Data about app and page elements
________________________
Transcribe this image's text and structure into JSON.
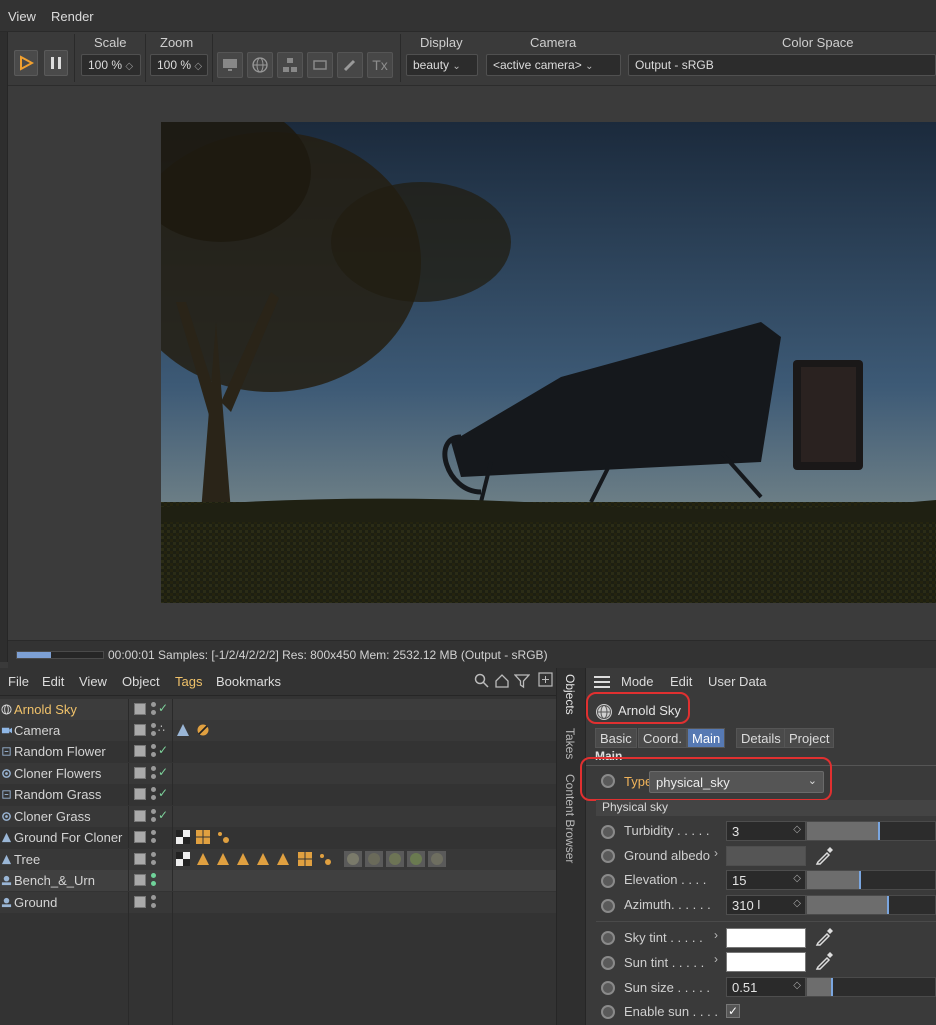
{
  "menubar": {
    "items": [
      "View",
      "Render"
    ]
  },
  "toolbar": {
    "scale_label": "Scale",
    "scale_value": "100 %",
    "zoom_label": "Zoom",
    "zoom_value": "100 %",
    "tx_label": "Tx",
    "display_label": "Display",
    "display_value": "beauty",
    "camera_label": "Camera",
    "camera_value": "<active camera>",
    "colorspace_label": "Color Space",
    "colorspace_value": "Output - sRGB",
    "play_color": "#f0a030"
  },
  "status": {
    "text": "00:00:01  Samples: [-1/2/4/2/2/2]  Res: 800x450  Mem: 2532.12 MB  (Output - sRGB)",
    "progress": 0.4
  },
  "objects": {
    "menu": [
      "File",
      "Edit",
      "View",
      "Object",
      "Tags",
      "Bookmarks"
    ],
    "rows": [
      {
        "name": "Arnold Sky",
        "selected": true
      },
      {
        "name": "Camera"
      },
      {
        "name": "Random Flower"
      },
      {
        "name": "Cloner Flowers"
      },
      {
        "name": "Random Grass"
      },
      {
        "name": "Cloner Grass"
      },
      {
        "name": "Ground For Cloner"
      },
      {
        "name": "Tree"
      },
      {
        "name": "Bench_&_Urn"
      },
      {
        "name": "Ground"
      }
    ]
  },
  "side_tabs": [
    "Objects",
    "Takes",
    "Content Browser"
  ],
  "attributes": {
    "menu": [
      "Mode",
      "Edit",
      "User Data"
    ],
    "object_name": "Arnold Sky",
    "tabs": [
      "Basic",
      "Coord.",
      "Main",
      "Details",
      "Project"
    ],
    "active_tab": "Main",
    "section_main": "Main",
    "type_label": "Type",
    "type_value": "physical_sky",
    "section_physical": "Physical sky",
    "params": {
      "turbidity": {
        "label": "Turbidity . . . . .",
        "value": "3",
        "fraction": 0.57
      },
      "ground_albedo": {
        "label": "Ground albedo"
      },
      "elevation": {
        "label": "Elevation . . . .",
        "value": "15",
        "fraction": 0.42
      },
      "azimuth": {
        "label": "Azimuth. . . . . .",
        "value": "310",
        "fraction": 0.64
      },
      "sky_tint": {
        "label": "Sky tint . . . . ."
      },
      "sun_tint": {
        "label": "Sun tint . . . . ."
      },
      "sun_size": {
        "label": "Sun size . . . . .",
        "value": "0.51",
        "fraction": 0.2
      },
      "enable_sun": {
        "label": "Enable sun . . . .",
        "checked": true
      }
    },
    "highlight_color": "#e03030",
    "accent_color": "#5679b3"
  }
}
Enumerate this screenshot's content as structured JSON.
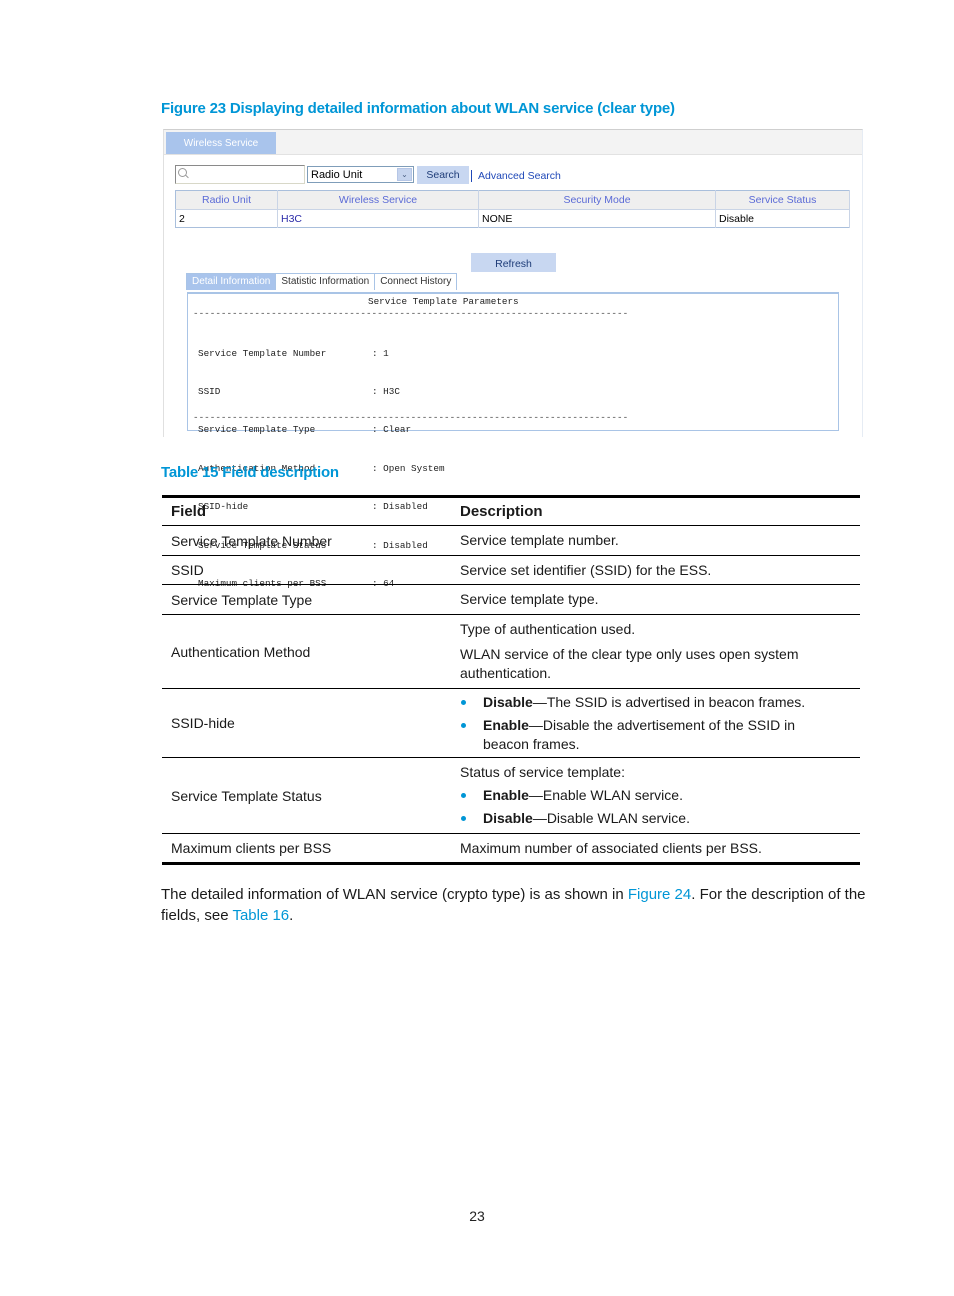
{
  "figure": {
    "caption": "Figure 23 Displaying detailed information about WLAN service (clear type)",
    "app": {
      "tab_label": "Wireless Service",
      "search": {
        "value": "",
        "placeholder": "",
        "field_select": "Radio Unit",
        "search_label": "Search",
        "advanced_label": "Advanced Search"
      },
      "grid": {
        "columns": [
          "Radio Unit",
          "Wireless Service",
          "Security Mode",
          "Service Status"
        ],
        "rows": [
          [
            "2",
            "H3C",
            "NONE",
            "Disable"
          ]
        ]
      },
      "refresh_label": "Refresh",
      "detail_tabs": [
        "Detail Information",
        "Statistic Information",
        "Connect History"
      ],
      "active_detail_tab": "Detail Information",
      "detail": {
        "title": "Service Template Parameters",
        "separator": "------------------------------------------------------------------------------",
        "params": [
          {
            "key": "Service Template Number",
            "value": ": 1"
          },
          {
            "key": "SSID",
            "value": ": H3C"
          },
          {
            "key": "Service Template Type",
            "value": ": Clear"
          },
          {
            "key": "Authentication Method",
            "value": ": Open System"
          },
          {
            "key": "SSID-hide",
            "value": ": Disabled"
          },
          {
            "key": "Service Template Status",
            "value": ": Disabled"
          },
          {
            "key": "Maximum clients per BSS",
            "value": ": 64"
          }
        ]
      }
    }
  },
  "table": {
    "caption": "Table 15 Field description",
    "headers": [
      "Field",
      "Description"
    ],
    "rows": [
      {
        "field": "Service Template Number",
        "desc": [
          "Service template number."
        ]
      },
      {
        "field": "SSID",
        "desc": [
          "Service set identifier (SSID) for the ESS."
        ]
      },
      {
        "field": "Service Template Type",
        "desc": [
          "Service template type."
        ]
      },
      {
        "field": "Authentication Method",
        "desc": [
          "Type of authentication used.",
          "WLAN service of the clear type only uses open system authentication."
        ]
      },
      {
        "field": "SSID-hide",
        "bullets": [
          {
            "term": "Disable",
            "text": "—The SSID is advertised in beacon frames."
          },
          {
            "term": "Enable",
            "text": "—Disable the advertisement of the SSID in beacon frames."
          }
        ]
      },
      {
        "field": "Service Template Status",
        "desc": [
          "Status of service template:"
        ],
        "bullets": [
          {
            "term": "Enable",
            "text": "—Enable WLAN service."
          },
          {
            "term": "Disable",
            "text": "—Disable WLAN service."
          }
        ]
      },
      {
        "field": "Maximum clients per BSS",
        "desc": [
          "Maximum number of associated clients per BSS."
        ]
      }
    ]
  },
  "paragraph": {
    "t1": "The detailed information of WLAN service (crypto type) is as shown in ",
    "link1": "Figure 24",
    "t2": ". For the description of the fields, see ",
    "link2": "Table 16",
    "t3": "."
  },
  "page_number": "23",
  "colors": {
    "accent": "#0096d6",
    "tab_blue": "#a9c4ec",
    "header_text": "#5a6ad6"
  }
}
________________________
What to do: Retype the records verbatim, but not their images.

Final answer:
Transcribe this image's text and structure into JSON.
{
  "menubar": {
    "items": [
      "View",
      "Render"
    ]
  },
  "toolbar": {
    "scale_label": "Scale",
    "scale_value": "100 %",
    "zoom_label": "Zoom",
    "zoom_value": "100 %",
    "tx_label": "Tx",
    "display_label": "Display",
    "display_value": "beauty",
    "camera_label": "Camera",
    "camera_value": "<active camera>",
    "colorspace_label": "Color Space",
    "colorspace_value": "Output - sRGB",
    "play_color": "#f0a030"
  },
  "status": {
    "text": "00:00:01  Samples: [-1/2/4/2/2/2]  Res: 800x450  Mem: 2532.12 MB  (Output - sRGB)",
    "progress": 0.4
  },
  "objects": {
    "menu": [
      "File",
      "Edit",
      "View",
      "Object",
      "Tags",
      "Bookmarks"
    ],
    "rows": [
      {
        "name": "Arnold Sky",
        "selected": true
      },
      {
        "name": "Camera"
      },
      {
        "name": "Random Flower"
      },
      {
        "name": "Cloner Flowers"
      },
      {
        "name": "Random Grass"
      },
      {
        "name": "Cloner Grass"
      },
      {
        "name": "Ground For Cloner"
      },
      {
        "name": "Tree"
      },
      {
        "name": "Bench_&_Urn"
      },
      {
        "name": "Ground"
      }
    ]
  },
  "side_tabs": [
    "Objects",
    "Takes",
    "Content Browser"
  ],
  "attributes": {
    "menu": [
      "Mode",
      "Edit",
      "User Data"
    ],
    "object_name": "Arnold Sky",
    "tabs": [
      "Basic",
      "Coord.",
      "Main",
      "Details",
      "Project"
    ],
    "active_tab": "Main",
    "section_main": "Main",
    "type_label": "Type",
    "type_value": "physical_sky",
    "section_physical": "Physical sky",
    "params": {
      "turbidity": {
        "label": "Turbidity . . . . .",
        "value": "3",
        "fraction": 0.57
      },
      "ground_albedo": {
        "label": "Ground albedo"
      },
      "elevation": {
        "label": "Elevation . . . .",
        "value": "15",
        "fraction": 0.42
      },
      "azimuth": {
        "label": "Azimuth. . . . . .",
        "value": "310",
        "fraction": 0.64
      },
      "sky_tint": {
        "label": "Sky tint . . . . ."
      },
      "sun_tint": {
        "label": "Sun tint . . . . ."
      },
      "sun_size": {
        "label": "Sun size . . . . .",
        "value": "0.51",
        "fraction": 0.2
      },
      "enable_sun": {
        "label": "Enable sun . . . .",
        "checked": true
      }
    },
    "highlight_color": "#e03030",
    "accent_color": "#5679b3"
  }
}
Enumerate this screenshot's content as structured JSON.
{
  "figure": {
    "caption": "Figure 23 Displaying detailed information about WLAN service (clear type)",
    "app": {
      "tab_label": "Wireless Service",
      "search": {
        "value": "",
        "placeholder": "",
        "field_select": "Radio Unit",
        "search_label": "Search",
        "advanced_label": "Advanced Search"
      },
      "grid": {
        "columns": [
          "Radio Unit",
          "Wireless Service",
          "Security Mode",
          "Service Status"
        ],
        "rows": [
          [
            "2",
            "H3C",
            "NONE",
            "Disable"
          ]
        ]
      },
      "refresh_label": "Refresh",
      "detail_tabs": [
        "Detail Information",
        "Statistic Information",
        "Connect History"
      ],
      "active_detail_tab": "Detail Information",
      "detail": {
        "title": "Service Template Parameters",
        "separator": "------------------------------------------------------------------------------",
        "params": [
          {
            "key": "Service Template Number",
            "value": ": 1"
          },
          {
            "key": "SSID",
            "value": ": H3C"
          },
          {
            "key": "Service Template Type",
            "value": ": Clear"
          },
          {
            "key": "Authentication Method",
            "value": ": Open System"
          },
          {
            "key": "SSID-hide",
            "value": ": Disabled"
          },
          {
            "key": "Service Template Status",
            "value": ": Disabled"
          },
          {
            "key": "Maximum clients per BSS",
            "value": ": 64"
          }
        ]
      }
    }
  },
  "table": {
    "caption": "Table 15 Field description",
    "headers": [
      "Field",
      "Description"
    ],
    "rows": [
      {
        "field": "Service Template Number",
        "desc": [
          "Service template number."
        ]
      },
      {
        "field": "SSID",
        "desc": [
          "Service set identifier (SSID) for the ESS."
        ]
      },
      {
        "field": "Service Template Type",
        "desc": [
          "Service template type."
        ]
      },
      {
        "field": "Authentication Method",
        "desc": [
          "Type of authentication used.",
          "WLAN service of the clear type only uses open system authentication."
        ]
      },
      {
        "field": "SSID-hide",
        "bullets": [
          {
            "term": "Disable",
            "text": "—The SSID is advertised in beacon frames."
          },
          {
            "term": "Enable",
            "text": "—Disable the advertisement of the SSID in beacon frames."
          }
        ]
      },
      {
        "field": "Service Template Status",
        "desc": [
          "Status of service template:"
        ],
        "bullets": [
          {
            "term": "Enable",
            "text": "—Enable WLAN service."
          },
          {
            "term": "Disable",
            "text": "—Disable WLAN service."
          }
        ]
      },
      {
        "field": "Maximum clients per BSS",
        "desc": [
          "Maximum number of associated clients per BSS."
        ]
      }
    ]
  },
  "paragraph": {
    "t1": "The detailed information of WLAN service (crypto type) is as shown in ",
    "link1": "Figure 24",
    "t2": ". For the description of the fields, see ",
    "link2": "Table 16",
    "t3": "."
  },
  "page_number": "23",
  "colors": {
    "accent": "#0096d6",
    "tab_blue": "#a9c4ec",
    "header_text": "#5a6ad6"
  }
}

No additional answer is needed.